On waking up, Dastardly actually says “Curses!” and gives a little invisible maracas-type wag of his fists. Never knowingly underplayed. He confronts Charlie. An essentially honest man, Charlie intends to simply keep the money and do nothing in return. He wrestles with his conscience — and wins. When Snidely Dastardly Legree follows him into the shower with a small pistol, he drenches the scoundrel.

The big night: Charlie’s dog, forgotten about for at least a reel, makes his return, watching as Charlie prepares for the match by slugging down beer (the thing he’s best at slugging). Charlie shakes the anonymous pooch’s paw before going to his doom.
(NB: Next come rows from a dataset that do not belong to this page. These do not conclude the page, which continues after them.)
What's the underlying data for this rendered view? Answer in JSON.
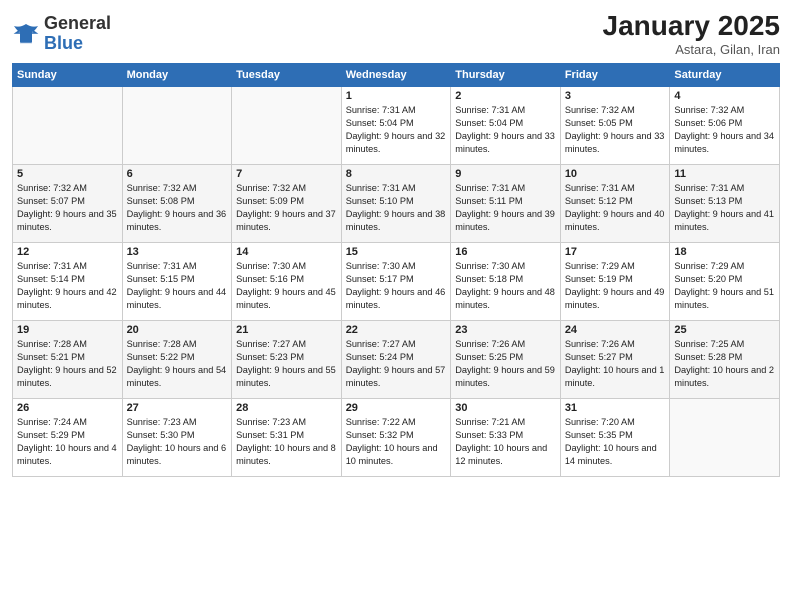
{
  "header": {
    "logo_general": "General",
    "logo_blue": "Blue",
    "month": "January 2025",
    "location": "Astara, Gilan, Iran"
  },
  "days_of_week": [
    "Sunday",
    "Monday",
    "Tuesday",
    "Wednesday",
    "Thursday",
    "Friday",
    "Saturday"
  ],
  "weeks": [
    [
      {
        "day": "",
        "content": ""
      },
      {
        "day": "",
        "content": ""
      },
      {
        "day": "",
        "content": ""
      },
      {
        "day": "1",
        "content": "Sunrise: 7:31 AM\nSunset: 5:04 PM\nDaylight: 9 hours and 32 minutes."
      },
      {
        "day": "2",
        "content": "Sunrise: 7:31 AM\nSunset: 5:04 PM\nDaylight: 9 hours and 33 minutes."
      },
      {
        "day": "3",
        "content": "Sunrise: 7:32 AM\nSunset: 5:05 PM\nDaylight: 9 hours and 33 minutes."
      },
      {
        "day": "4",
        "content": "Sunrise: 7:32 AM\nSunset: 5:06 PM\nDaylight: 9 hours and 34 minutes."
      }
    ],
    [
      {
        "day": "5",
        "content": "Sunrise: 7:32 AM\nSunset: 5:07 PM\nDaylight: 9 hours and 35 minutes."
      },
      {
        "day": "6",
        "content": "Sunrise: 7:32 AM\nSunset: 5:08 PM\nDaylight: 9 hours and 36 minutes."
      },
      {
        "day": "7",
        "content": "Sunrise: 7:32 AM\nSunset: 5:09 PM\nDaylight: 9 hours and 37 minutes."
      },
      {
        "day": "8",
        "content": "Sunrise: 7:31 AM\nSunset: 5:10 PM\nDaylight: 9 hours and 38 minutes."
      },
      {
        "day": "9",
        "content": "Sunrise: 7:31 AM\nSunset: 5:11 PM\nDaylight: 9 hours and 39 minutes."
      },
      {
        "day": "10",
        "content": "Sunrise: 7:31 AM\nSunset: 5:12 PM\nDaylight: 9 hours and 40 minutes."
      },
      {
        "day": "11",
        "content": "Sunrise: 7:31 AM\nSunset: 5:13 PM\nDaylight: 9 hours and 41 minutes."
      }
    ],
    [
      {
        "day": "12",
        "content": "Sunrise: 7:31 AM\nSunset: 5:14 PM\nDaylight: 9 hours and 42 minutes."
      },
      {
        "day": "13",
        "content": "Sunrise: 7:31 AM\nSunset: 5:15 PM\nDaylight: 9 hours and 44 minutes."
      },
      {
        "day": "14",
        "content": "Sunrise: 7:30 AM\nSunset: 5:16 PM\nDaylight: 9 hours and 45 minutes."
      },
      {
        "day": "15",
        "content": "Sunrise: 7:30 AM\nSunset: 5:17 PM\nDaylight: 9 hours and 46 minutes."
      },
      {
        "day": "16",
        "content": "Sunrise: 7:30 AM\nSunset: 5:18 PM\nDaylight: 9 hours and 48 minutes."
      },
      {
        "day": "17",
        "content": "Sunrise: 7:29 AM\nSunset: 5:19 PM\nDaylight: 9 hours and 49 minutes."
      },
      {
        "day": "18",
        "content": "Sunrise: 7:29 AM\nSunset: 5:20 PM\nDaylight: 9 hours and 51 minutes."
      }
    ],
    [
      {
        "day": "19",
        "content": "Sunrise: 7:28 AM\nSunset: 5:21 PM\nDaylight: 9 hours and 52 minutes."
      },
      {
        "day": "20",
        "content": "Sunrise: 7:28 AM\nSunset: 5:22 PM\nDaylight: 9 hours and 54 minutes."
      },
      {
        "day": "21",
        "content": "Sunrise: 7:27 AM\nSunset: 5:23 PM\nDaylight: 9 hours and 55 minutes."
      },
      {
        "day": "22",
        "content": "Sunrise: 7:27 AM\nSunset: 5:24 PM\nDaylight: 9 hours and 57 minutes."
      },
      {
        "day": "23",
        "content": "Sunrise: 7:26 AM\nSunset: 5:25 PM\nDaylight: 9 hours and 59 minutes."
      },
      {
        "day": "24",
        "content": "Sunrise: 7:26 AM\nSunset: 5:27 PM\nDaylight: 10 hours and 1 minute."
      },
      {
        "day": "25",
        "content": "Sunrise: 7:25 AM\nSunset: 5:28 PM\nDaylight: 10 hours and 2 minutes."
      }
    ],
    [
      {
        "day": "26",
        "content": "Sunrise: 7:24 AM\nSunset: 5:29 PM\nDaylight: 10 hours and 4 minutes."
      },
      {
        "day": "27",
        "content": "Sunrise: 7:23 AM\nSunset: 5:30 PM\nDaylight: 10 hours and 6 minutes."
      },
      {
        "day": "28",
        "content": "Sunrise: 7:23 AM\nSunset: 5:31 PM\nDaylight: 10 hours and 8 minutes."
      },
      {
        "day": "29",
        "content": "Sunrise: 7:22 AM\nSunset: 5:32 PM\nDaylight: 10 hours and 10 minutes."
      },
      {
        "day": "30",
        "content": "Sunrise: 7:21 AM\nSunset: 5:33 PM\nDaylight: 10 hours and 12 minutes."
      },
      {
        "day": "31",
        "content": "Sunrise: 7:20 AM\nSunset: 5:35 PM\nDaylight: 10 hours and 14 minutes."
      },
      {
        "day": "",
        "content": ""
      }
    ]
  ]
}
The dog’s expression, indeed its whole attitude, is pretty funny.

And “Broncho” Billy Anderson, Charlie’s employer at Essanay, makes a cameo in the front row of the audience. Simon Dick Whiplash has just sat down on him by mistake.

Moments later, Ben Turpin, sans cookie-duster, appears as a belligerent ringside vendor, clambering over the audience to deliver his wares.

In Charlie’s last fight, in THE KNOCKOUT, he was the referee, and had to compete for attention with a riot of other clowns. Here, even in a wide-shot, the action is arranged so he’s always the centre of attention.

Upon catching sight of his opponent, Charlie goes into a series of overlapping faints. He then rubs his tiny buttocks in the sandbox, like a dog dealing with a dag, until they are two white spots.

What follows seems every bit as choreographed as the fight in CITY LIGHTS, but there’s less attention to character, with Chaplin simply trying whatever seems funny in the moment. It’s very skilled, but there isn’t an overarching comic idea. Charlie as coward, Charlie as incompetent, Charlie fighting while concussed… it leaps from one inspiration to another. Charlie is suddenly good enough at boxing to knock the champ down. As in CITY LIGHTS and THE KNOCKOUT, the ref gets a drubbing. Charlie discovers that when a punch from the champ sends him into a stagger, a punch from himself can revive him. The gag of the ref trying to count out two dazed boxers at once, as they keep getting up and falling down, appears here for the first time. It’s a good one.

Repeating gags, like trying to use his opponent as a chair when he’s knocked over onto his shoulders with his ass up, allows Charlie to double the laughs (slower audience members only catching on the second time round) and to emphasise the resemblance to a dance, which is a gag in itself. Keaton, who never repeated a gag, was doing things the hard way, as always.

The dog gets a closeup. Charlie’s never had one.

The fight goes from round one to round twenty when Charlie flips the card. There have in fact been multiple rounds, we’ve seen the fighters return to their corners (Charlie’s trainers “revive” him more vigorously/brutally each time) but apparently the art dept. only had one card made.

Finally, appalled at the spectacle of his master’s pulverisation, the pooch enters the ring and takes hold of Bob Uppercut’s leotards. Broncho Billy performs an expository mime in the audience, repeatedly pointing at his own derriere. The dog is swung around by his jaws but does not release Bob’s seat. It’s pulled by the hind legs. He has a death grip. He’s trailing bonelessly from his rear end, a mere carcass, all his powers of concentration invested in his teeth. This ain’t exactly Queensberry Rules, but Charlie seizes the moment just as his dog has.

Charlie has forgotten to include any cutaways of Edna during the fight — apparently she wasn’t there, but she comes in handy as a fade-out shot. Taking the romance very slightly seriously allows the film to end on something other than the climax of a chase or battle, as if it actually meant something. Later, maybe it will.

It’s a lovely shot, too.